In 2005, Corfman paid a fine for driving a boat without lights. In 2010, she was working at a convenience store when she was charged with a misdemeanor for selling beer to a minor. The charge was dismissed, court records show.

This is typical of how sexual perpetrators get away with their crimes in religious communities. The perpetrator targets vulnerable children, abuses them, and their defenders come along to say that the victim is to blame for seducing them. As is often the case, the victims begin to act out in response to the trauma, validating claims that they are “bad.”

That is precisely what Corfman said she experienced.

“I felt responsible,” she says. “I felt like I had done something bad. And it kind of set the course for me doing other things that were bad.”

Many sexual abuse victims respond similarly. I would suggest that it is the teachings of the patriarchal church that has fed these ideas for centuries.

It certainly seems as if this is how Moore rationalizes things in his own mind. David Frum caught this from his public statements since the story broke:

Stories like this abound in the world of sexual predation found in both Protestant and Catholic traditions. It starts with the idea that the real “sin” is in having a sexual encounter as opposed to abusing a child.
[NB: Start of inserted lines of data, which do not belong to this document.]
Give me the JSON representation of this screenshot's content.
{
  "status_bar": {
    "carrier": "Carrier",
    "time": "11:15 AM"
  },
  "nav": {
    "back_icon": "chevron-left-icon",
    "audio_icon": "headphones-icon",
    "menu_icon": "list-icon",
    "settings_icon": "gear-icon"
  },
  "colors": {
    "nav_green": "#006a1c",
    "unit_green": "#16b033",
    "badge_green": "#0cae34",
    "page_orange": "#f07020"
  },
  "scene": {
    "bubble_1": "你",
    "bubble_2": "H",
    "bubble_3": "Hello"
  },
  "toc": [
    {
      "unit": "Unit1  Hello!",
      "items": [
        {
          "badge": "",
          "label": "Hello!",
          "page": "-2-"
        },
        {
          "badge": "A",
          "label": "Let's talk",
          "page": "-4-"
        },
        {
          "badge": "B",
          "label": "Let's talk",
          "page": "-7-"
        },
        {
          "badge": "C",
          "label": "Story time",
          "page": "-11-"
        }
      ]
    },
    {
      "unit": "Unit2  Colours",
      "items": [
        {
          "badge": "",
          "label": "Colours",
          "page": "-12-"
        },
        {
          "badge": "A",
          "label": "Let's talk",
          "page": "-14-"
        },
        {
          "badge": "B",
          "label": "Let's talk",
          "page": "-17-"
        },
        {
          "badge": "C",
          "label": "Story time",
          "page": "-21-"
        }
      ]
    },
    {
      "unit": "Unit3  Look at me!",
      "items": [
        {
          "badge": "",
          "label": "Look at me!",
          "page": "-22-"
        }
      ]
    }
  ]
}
When a victim reports what happened, they are blamed as a participant that somehow seduced the perpetrator. From there, the feelings that emanate from the abuse are also labelled a “sin.” In a report on how Bob Jones University—a Christian fundamentalist institution—handled victims in counseling, we learn this:

BJU practices, preaches and instructs a version of Christian counseling that rejects “secular psychology.” In the school’s worldview, almost all mental problems – beyond the medical – are the result of sin.  As explained in the 1996 book, “Becoming an Effective Christian Counselor,” “most people in mental hospitals are not sick; they are sinful.”…

The method of counseling at BJU ends up punishing victims far more than their abusers, according to Julia, a former BJU student, who was also counseled by Jim Berg.

“[The offenders] are able to quickly move on. They say they’re sorry, they’re repentant, so they go right back,” she said. “As the victims continue to struggle in the aftermath, we are the ones seen to be in sin. Struggling with fear, confusion, anger, talking about what happened, or any other reaction to trauma is seen as sin. We are expected to repent of those sins and live as though nothing happened.”

While perhaps not chronicled as thoroughly as it was at Bob Jones, the underlying premise that both an abusive sexual encounter and the resulting feelings/behavior are “sin” is relatively common in fundamentalist circles. That traps victims in a never-ending cycle of shame. Because asking God for forgiveness doesn’t magically make those feelings/behavior go away, they are being insufficiently remorseful and continuing to sin.

This is one of the reasons why the sexual abuse of children flourishes in religious institutions/communities, as well as why it takes victims so long to go public with their stories. Young victims spend years locked in the shame that they are somehow responsible for what happened to them, and too often religious leaders affirm that when they break their silence. Many of them lead lives where the “bad girl/boy” image haunts them for the rest of their lives, becoming a self-fulfilling prophecy.

We are now witnessing that response on a national level. The results are twofold: (1) the victim of abuse is being labeled a “bad girl” who is not to be believed, and (2) the message is being sent out to other potential victims that this will happen to you if you come forward.

Nancy LeTourneau

Nancy LeTourneau is a contributing writer for the Washington Monthly.